Exercise =>
What is wanted is the full listing, word for word, without its pictures.

Exercise materials =>
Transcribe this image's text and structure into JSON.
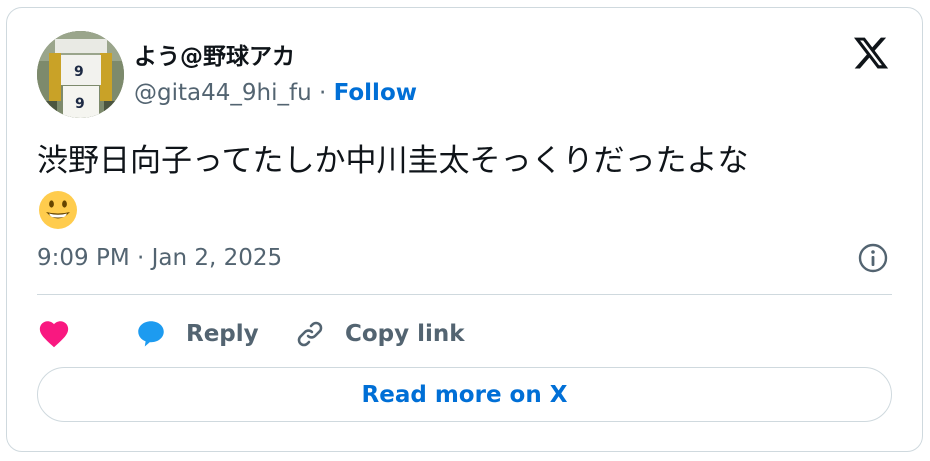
{
  "author": {
    "display_name": "よう@野球アカ",
    "handle": "@gita44_9hi_fu",
    "separator": " · ",
    "follow_label": "Follow",
    "avatar_icon": "avatar-photo"
  },
  "tweet": {
    "text": "渋野日向子ってたしか中川圭太そっくりだったよな",
    "emoji": "grinning-face-emoji",
    "timestamp": "9:09 PM · Jan 2, 2025"
  },
  "actions": {
    "like_icon": "heart-icon",
    "reply_label": "Reply",
    "copy_link_label": "Copy link"
  },
  "footer": {
    "read_more_label": "Read more on X"
  },
  "colors": {
    "accent": "#006fd6",
    "like": "#f91880",
    "reply": "#1d9bf0",
    "secondary_text": "#536471",
    "border": "#cfd9de"
  }
}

Exercise result =>
Transcribe this image's text and structure into JSON.
{
  "author": {
    "display_name": "よう@野球アカ",
    "handle": "@gita44_9hi_fu",
    "separator": " · ",
    "follow_label": "Follow",
    "avatar_icon": "avatar-photo"
  },
  "tweet": {
    "text": "渋野日向子ってたしか中川圭太そっくりだったよな",
    "emoji": "grinning-face-emoji",
    "timestamp": "9:09 PM · Jan 2, 2025"
  },
  "actions": {
    "like_icon": "heart-icon",
    "reply_label": "Reply",
    "copy_link_label": "Copy link"
  },
  "footer": {
    "read_more_label": "Read more on X"
  },
  "colors": {
    "accent": "#006fd6",
    "like": "#f91880",
    "reply": "#1d9bf0",
    "secondary_text": "#536471",
    "border": "#cfd9de"
  }
}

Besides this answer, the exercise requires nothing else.